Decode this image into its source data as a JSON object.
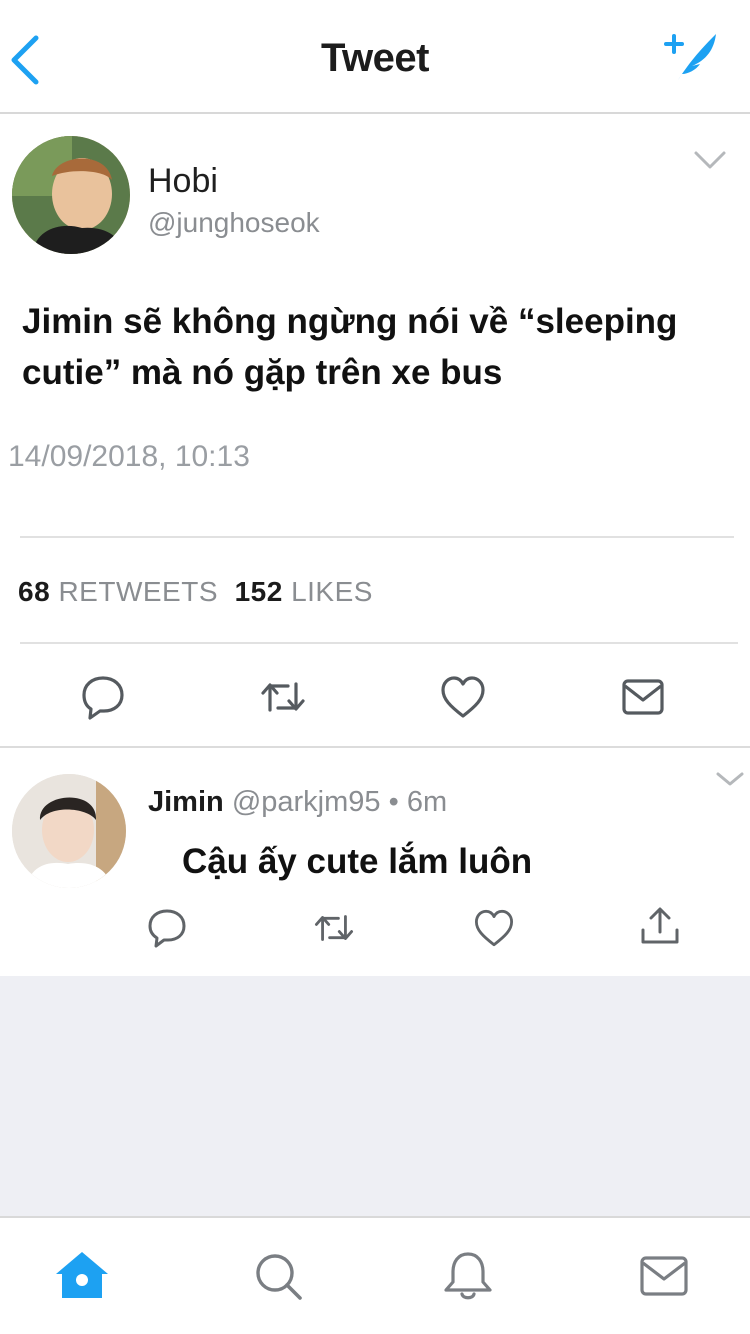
{
  "header": {
    "title": "Tweet",
    "back_icon": "chevron-left-icon",
    "compose_icon": "compose-tweet-icon",
    "accent": "#1da1f2"
  },
  "tweet": {
    "author": {
      "name": "Hobi",
      "handle": "@junghoseok"
    },
    "text": "Jimin sẽ không ngừng nói về “sleeping cutie” mà nó gặp trên xe bus",
    "timestamp": "14/09/2018, 10:13",
    "stats": {
      "retweets_count": "68",
      "retweets_label": "RETWEETS",
      "likes_count": "152",
      "likes_label": "LIKES"
    },
    "actions": [
      "reply-icon",
      "retweet-icon",
      "like-icon",
      "direct-message-icon"
    ]
  },
  "reply": {
    "author": {
      "name": "Jimin",
      "handle": "@parkjm95",
      "separator": "•",
      "age": "6m"
    },
    "text": "Cậu ấy cute lắm luôn",
    "actions": [
      "reply-icon",
      "retweet-icon",
      "like-icon",
      "share-icon"
    ]
  },
  "tabbar": {
    "items": [
      "home-icon",
      "search-icon",
      "notifications-icon",
      "messages-icon"
    ],
    "active": "home-icon",
    "active_color": "#1da1f2"
  }
}
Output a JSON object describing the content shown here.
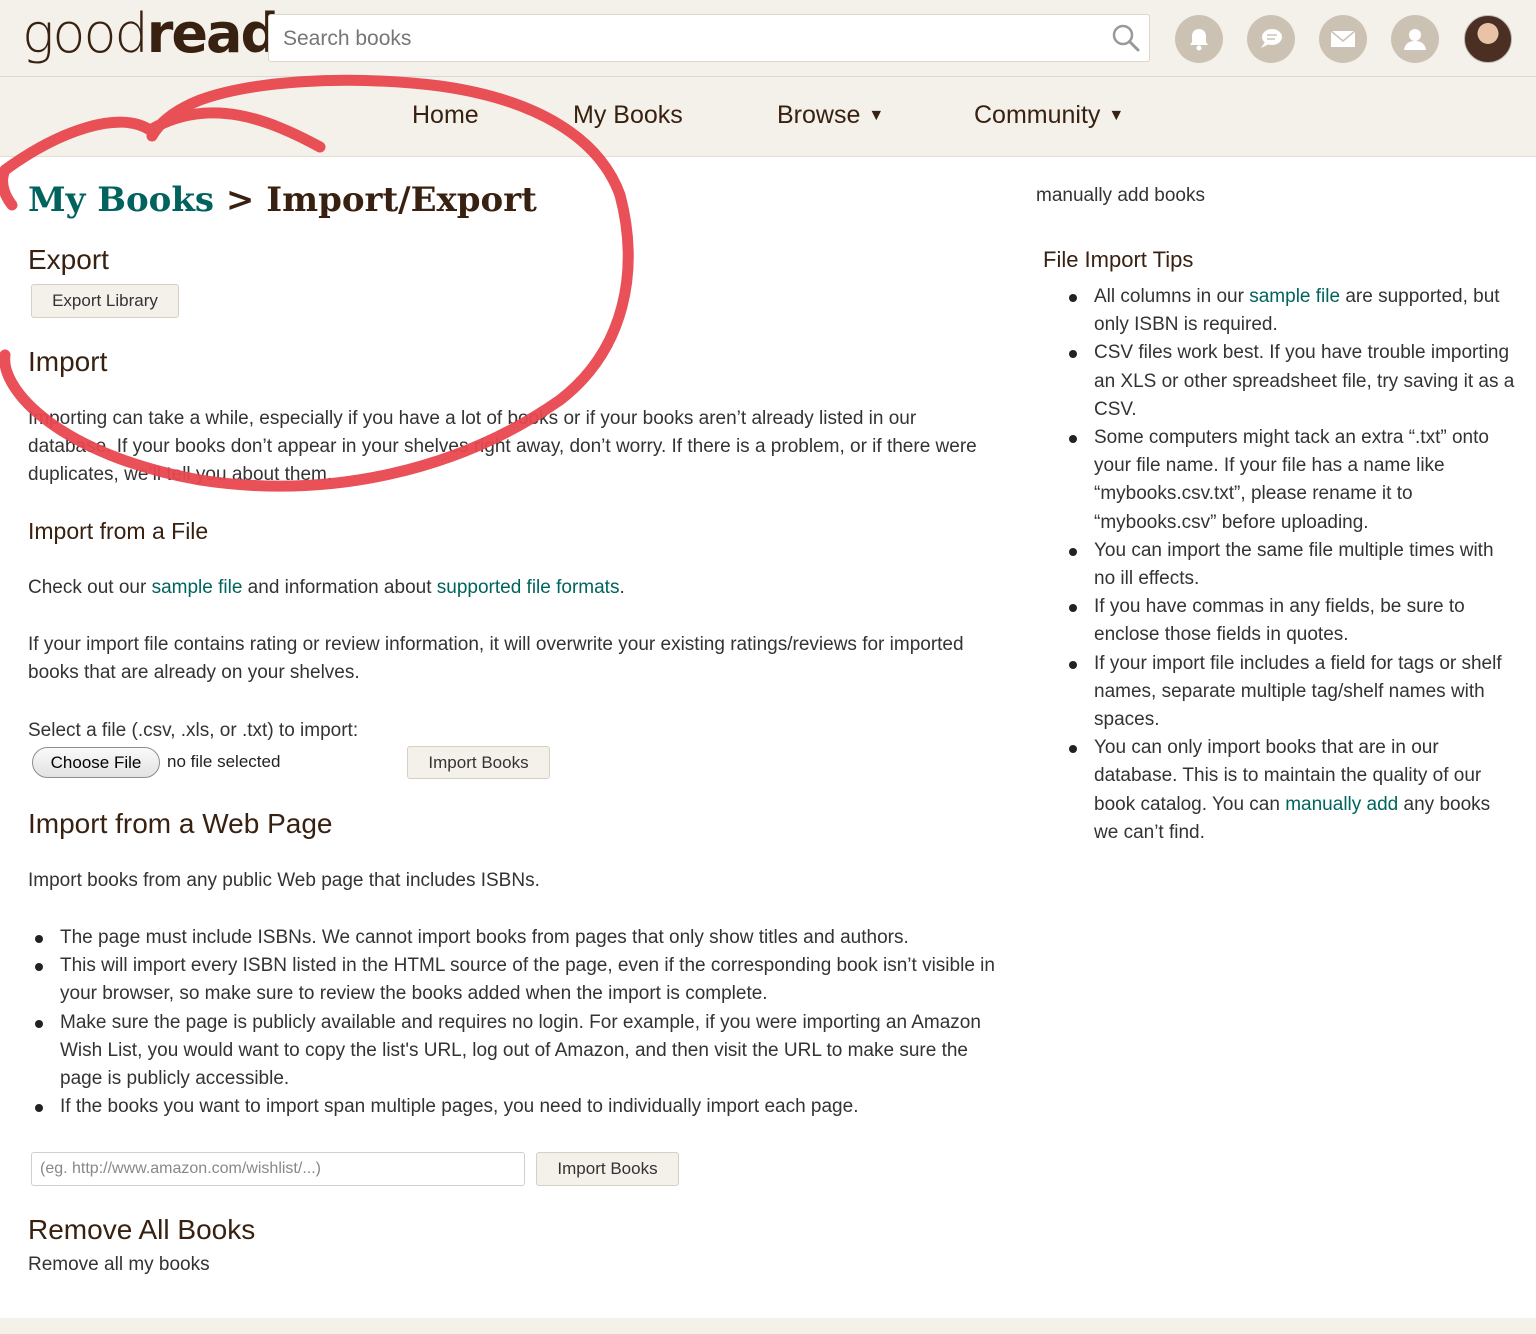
{
  "header": {
    "logo_good": "good",
    "logo_reads": "reads",
    "search_placeholder": "Search books",
    "icons": [
      "bell-icon",
      "chat-icon",
      "mail-icon",
      "friends-icon",
      "avatar"
    ]
  },
  "nav": {
    "home": "Home",
    "my_books": "My Books",
    "browse": "Browse",
    "community": "Community",
    "caret": "▼"
  },
  "page": {
    "crumb": "My Books",
    "separator": ">",
    "title": "Import/Export"
  },
  "export": {
    "heading": "Export",
    "button": "Export Library"
  },
  "import": {
    "heading": "Import",
    "intro": "Importing can take a while, especially if you have a lot of books or if your books aren’t already listed in our database. If your books don’t appear in your shelves right away, don’t worry. If there is a problem, or if there were duplicates, we’ll tell you about them.",
    "file_heading": "Import from a File",
    "check_prefix": "Check out our ",
    "sample_file_link": "sample file",
    "check_middle": " and information about ",
    "formats_link": "supported file formats",
    "check_suffix": ".",
    "overwrite_note": "If your import file contains rating or review information, it will overwrite your existing ratings/reviews for imported books that are already on your shelves.",
    "select_label": "Select a file (.csv, .xls, or .txt) to import:",
    "choose_button": "Choose File",
    "no_file": "no file selected",
    "import_button": "Import Books"
  },
  "web_import": {
    "heading": "Import from a Web Page",
    "intro": "Import books from any public Web page that includes ISBNs.",
    "bullets": [
      "The page must include ISBNs. We cannot import books from pages that only show titles and authors.",
      "This will import every ISBN listed in the HTML source of the page, even if the corresponding book isn’t visible in your browser, so make sure to review the books added when the import is complete.",
      "Make sure the page is publicly available and requires no login. For example, if you were importing an Amazon Wish List, you would want to copy the list's URL, log out of Amazon, and then visit the URL to make sure the page is publicly accessible.",
      "If the books you want to import span multiple pages, you need to individually import each page."
    ],
    "url_placeholder": "(eg. http://www.amazon.com/wishlist/...)",
    "import_button": "Import Books"
  },
  "remove": {
    "heading": "Remove All Books",
    "link": "Remove all my books"
  },
  "sidebar": {
    "manual_link": "manually add books",
    "tips_heading": "File Import Tips",
    "tip1_prefix": "All columns in our ",
    "tip1_link": "sample file",
    "tip1_suffix": " are supported, but only ISBN is required.",
    "tip2": "CSV files work best. If you have trouble importing an XLS or other spreadsheet file, try saving it as a CSV.",
    "tip3": "Some computers might tack an extra “.txt” onto your file name. If your file has a name like “mybooks.csv.txt”, please rename it to “mybooks.csv” before uploading.",
    "tip4": "You can import the same file multiple times with no ill effects.",
    "tip5": "If you have commas in any fields, be sure to enclose those fields in quotes.",
    "tip6": "If your import file includes a field for tags or shelf names, separate multiple tag/shelf names with spaces.",
    "tip7_prefix": "You can only import books that are in our database. This is to maintain the quality of our book catalog. You can ",
    "tip7_link": "manually add",
    "tip7_suffix": " any books we can’t find."
  },
  "colors": {
    "brand_brown": "#382110",
    "link_green": "#00635d",
    "bar_beige": "#f4f1ea",
    "annotation_red": "#e8474e"
  }
}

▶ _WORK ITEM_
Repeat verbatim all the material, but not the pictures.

▶ _ANSWER SPACE_
Decode this image into its source data as a JSON object.
{
  "header": {
    "title": "Tweet",
    "back_icon": "chevron-left-icon",
    "compose_icon": "compose-tweet-icon",
    "accent": "#1da1f2"
  },
  "tweet": {
    "author": {
      "name": "Hobi",
      "handle": "@junghoseok"
    },
    "text": "Jimin sẽ không ngừng nói về “sleeping cutie” mà nó gặp trên xe bus",
    "timestamp": "14/09/2018, 10:13",
    "stats": {
      "retweets_count": "68",
      "retweets_label": "RETWEETS",
      "likes_count": "152",
      "likes_label": "LIKES"
    },
    "actions": [
      "reply-icon",
      "retweet-icon",
      "like-icon",
      "direct-message-icon"
    ]
  },
  "reply": {
    "author": {
      "name": "Jimin",
      "handle": "@parkjm95",
      "separator": "•",
      "age": "6m"
    },
    "text": "Cậu ấy cute lắm luôn",
    "actions": [
      "reply-icon",
      "retweet-icon",
      "like-icon",
      "share-icon"
    ]
  },
  "tabbar": {
    "items": [
      "home-icon",
      "search-icon",
      "notifications-icon",
      "messages-icon"
    ],
    "active": "home-icon",
    "active_color": "#1da1f2"
  }
}
Output a JSON object describing the content shown here.
{
  "header": {
    "logo_good": "good",
    "logo_reads": "reads",
    "search_placeholder": "Search books",
    "icons": [
      "bell-icon",
      "chat-icon",
      "mail-icon",
      "friends-icon",
      "avatar"
    ]
  },
  "nav": {
    "home": "Home",
    "my_books": "My Books",
    "browse": "Browse",
    "community": "Community",
    "caret": "▼"
  },
  "page": {
    "crumb": "My Books",
    "separator": ">",
    "title": "Import/Export"
  },
  "export": {
    "heading": "Export",
    "button": "Export Library"
  },
  "import": {
    "heading": "Import",
    "intro": "Importing can take a while, especially if you have a lot of books or if your books aren’t already listed in our database. If your books don’t appear in your shelves right away, don’t worry. If there is a problem, or if there were duplicates, we’ll tell you about them.",
    "file_heading": "Import from a File",
    "check_prefix": "Check out our ",
    "sample_file_link": "sample file",
    "check_middle": " and information about ",
    "formats_link": "supported file formats",
    "check_suffix": ".",
    "overwrite_note": "If your import file contains rating or review information, it will overwrite your existing ratings/reviews for imported books that are already on your shelves.",
    "select_label": "Select a file (.csv, .xls, or .txt) to import:",
    "choose_button": "Choose File",
    "no_file": "no file selected",
    "import_button": "Import Books"
  },
  "web_import": {
    "heading": "Import from a Web Page",
    "intro": "Import books from any public Web page that includes ISBNs.",
    "bullets": [
      "The page must include ISBNs. We cannot import books from pages that only show titles and authors.",
      "This will import every ISBN listed in the HTML source of the page, even if the corresponding book isn’t visible in your browser, so make sure to review the books added when the import is complete.",
      "Make sure the page is publicly available and requires no login. For example, if you were importing an Amazon Wish List, you would want to copy the list's URL, log out of Amazon, and then visit the URL to make sure the page is publicly accessible.",
      "If the books you want to import span multiple pages, you need to individually import each page."
    ],
    "url_placeholder": "(eg. http://www.amazon.com/wishlist/...)",
    "import_button": "Import Books"
  },
  "remove": {
    "heading": "Remove All Books",
    "link": "Remove all my books"
  },
  "sidebar": {
    "manual_link": "manually add books",
    "tips_heading": "File Import Tips",
    "tip1_prefix": "All columns in our ",
    "tip1_link": "sample file",
    "tip1_suffix": " are supported, but only ISBN is required.",
    "tip2": "CSV files work best. If you have trouble importing an XLS or other spreadsheet file, try saving it as a CSV.",
    "tip3": "Some computers might tack an extra “.txt” onto your file name. If your file has a name like “mybooks.csv.txt”, please rename it to “mybooks.csv” before uploading.",
    "tip4": "You can import the same file multiple times with no ill effects.",
    "tip5": "If you have commas in any fields, be sure to enclose those fields in quotes.",
    "tip6": "If your import file includes a field for tags or shelf names, separate multiple tag/shelf names with spaces.",
    "tip7_prefix": "You can only import books that are in our database. This is to maintain the quality of our book catalog. You can ",
    "tip7_link": "manually add",
    "tip7_suffix": " any books we can’t find."
  },
  "colors": {
    "brand_brown": "#382110",
    "link_green": "#00635d",
    "bar_beige": "#f4f1ea",
    "annotation_red": "#e8474e"
  }
}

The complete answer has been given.